Why Your Old Heating System Could be Costing You More Than Just Maintenance Costs

As technology advances, new and improved models are introduced to the market that offer many advantages above what their older systems produce. This is true with just about everything — including your heating system. While an older furnace or heater may still be functioning fine, chances are that it is more expensive to operate than a newer system.

Loss in Efficiency

As heating equipment ages, it loses efficiency. Plus, newer heating equipment has a much higher efficiency than your older system was in its prime, thanks to new technology and regulations.
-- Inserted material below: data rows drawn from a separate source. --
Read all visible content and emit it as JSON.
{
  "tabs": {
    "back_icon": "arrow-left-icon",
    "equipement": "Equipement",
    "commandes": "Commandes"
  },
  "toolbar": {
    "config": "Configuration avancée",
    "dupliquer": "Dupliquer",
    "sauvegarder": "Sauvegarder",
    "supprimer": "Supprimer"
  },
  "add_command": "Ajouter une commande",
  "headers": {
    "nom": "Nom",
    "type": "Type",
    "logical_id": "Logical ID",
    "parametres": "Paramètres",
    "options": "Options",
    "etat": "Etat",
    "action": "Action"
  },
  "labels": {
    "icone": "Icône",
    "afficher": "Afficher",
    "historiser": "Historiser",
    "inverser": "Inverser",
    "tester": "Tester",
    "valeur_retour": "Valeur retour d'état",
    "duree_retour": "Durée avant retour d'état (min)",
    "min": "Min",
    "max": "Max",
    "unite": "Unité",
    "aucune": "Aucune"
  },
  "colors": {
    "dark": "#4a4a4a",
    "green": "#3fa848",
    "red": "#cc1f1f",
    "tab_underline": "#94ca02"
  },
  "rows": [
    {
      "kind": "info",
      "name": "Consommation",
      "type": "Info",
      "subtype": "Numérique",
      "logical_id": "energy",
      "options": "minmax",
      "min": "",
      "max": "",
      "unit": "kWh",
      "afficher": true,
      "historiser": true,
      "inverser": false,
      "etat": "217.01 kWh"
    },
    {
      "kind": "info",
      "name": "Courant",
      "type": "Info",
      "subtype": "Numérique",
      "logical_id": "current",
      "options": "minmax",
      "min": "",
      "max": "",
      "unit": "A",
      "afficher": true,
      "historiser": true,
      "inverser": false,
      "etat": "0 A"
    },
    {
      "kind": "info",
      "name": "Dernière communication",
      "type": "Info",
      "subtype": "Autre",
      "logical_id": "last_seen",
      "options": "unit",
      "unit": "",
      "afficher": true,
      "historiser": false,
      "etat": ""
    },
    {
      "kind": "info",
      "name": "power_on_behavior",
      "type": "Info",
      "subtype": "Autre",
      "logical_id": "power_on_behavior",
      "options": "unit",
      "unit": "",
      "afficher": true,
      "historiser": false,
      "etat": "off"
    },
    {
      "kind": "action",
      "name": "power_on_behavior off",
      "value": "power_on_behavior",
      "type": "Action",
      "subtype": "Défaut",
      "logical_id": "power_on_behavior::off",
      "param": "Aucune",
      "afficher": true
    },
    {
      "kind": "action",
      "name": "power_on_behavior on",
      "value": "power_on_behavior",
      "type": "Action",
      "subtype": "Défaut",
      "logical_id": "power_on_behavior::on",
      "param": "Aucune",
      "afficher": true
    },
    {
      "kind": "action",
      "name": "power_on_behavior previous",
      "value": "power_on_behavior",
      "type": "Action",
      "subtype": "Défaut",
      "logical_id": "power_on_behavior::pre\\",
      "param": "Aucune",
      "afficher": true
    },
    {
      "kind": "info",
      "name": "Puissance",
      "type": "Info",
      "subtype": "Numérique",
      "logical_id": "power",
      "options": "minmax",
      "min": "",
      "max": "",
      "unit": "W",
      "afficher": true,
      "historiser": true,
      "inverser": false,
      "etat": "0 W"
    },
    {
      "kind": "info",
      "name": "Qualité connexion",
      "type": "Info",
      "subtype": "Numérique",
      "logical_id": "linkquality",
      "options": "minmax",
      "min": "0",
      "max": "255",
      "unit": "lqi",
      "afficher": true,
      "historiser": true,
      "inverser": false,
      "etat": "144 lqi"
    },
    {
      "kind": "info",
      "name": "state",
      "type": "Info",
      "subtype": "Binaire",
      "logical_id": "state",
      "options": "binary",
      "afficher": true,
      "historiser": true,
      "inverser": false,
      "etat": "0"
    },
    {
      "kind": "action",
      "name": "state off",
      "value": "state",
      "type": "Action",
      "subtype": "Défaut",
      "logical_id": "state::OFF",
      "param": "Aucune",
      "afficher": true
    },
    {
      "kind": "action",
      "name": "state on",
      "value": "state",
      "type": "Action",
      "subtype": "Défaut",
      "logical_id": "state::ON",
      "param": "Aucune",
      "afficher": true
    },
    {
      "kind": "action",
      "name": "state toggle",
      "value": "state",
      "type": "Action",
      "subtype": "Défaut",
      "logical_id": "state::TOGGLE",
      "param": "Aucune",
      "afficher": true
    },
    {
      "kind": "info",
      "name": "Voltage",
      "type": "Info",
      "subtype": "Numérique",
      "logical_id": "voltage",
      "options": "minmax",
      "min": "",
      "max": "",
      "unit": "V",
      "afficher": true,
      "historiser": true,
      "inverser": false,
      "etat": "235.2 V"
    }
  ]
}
Operating an older, less efficient system costs you far more in energy expenses than operating a new system — enough so in many cases that it can pay off the cost of installing the new unit in a short period of time.

According to the Department of Energy, replacing an older system that offers only 50% efficiency with a system offering 95% efficiency, you can save more than $47 for every $100 in fuel costs! For you non-math majors, that’s a 47% savings on your energy bill!

Not as Effective System Control

Older heating systems don’t have the control options which are available on newer models. This lack of control can’t keep you as comfortable and can cost you more in energy use. It’s not just your old furnace that’s the problem; an outdated thermostat is a major control problem. If your system or thermostat has a simple “on/off” option, you should look into upgrading now. New technology, such as zoning, offers additional control over home comfort and energy use which older systems don’t.

Garrison and Garrison Heating and Air has been serving Madison County and the Tennessee Valley for more than 46 years. We are Madison County’s Most Trusted Heating and Air Company. For more information about replacing your home’s comfort system, email us at info@garrisonandgarrison.com or call us at 256-859-8500. We are a fully licensed and insured HVAC contractor.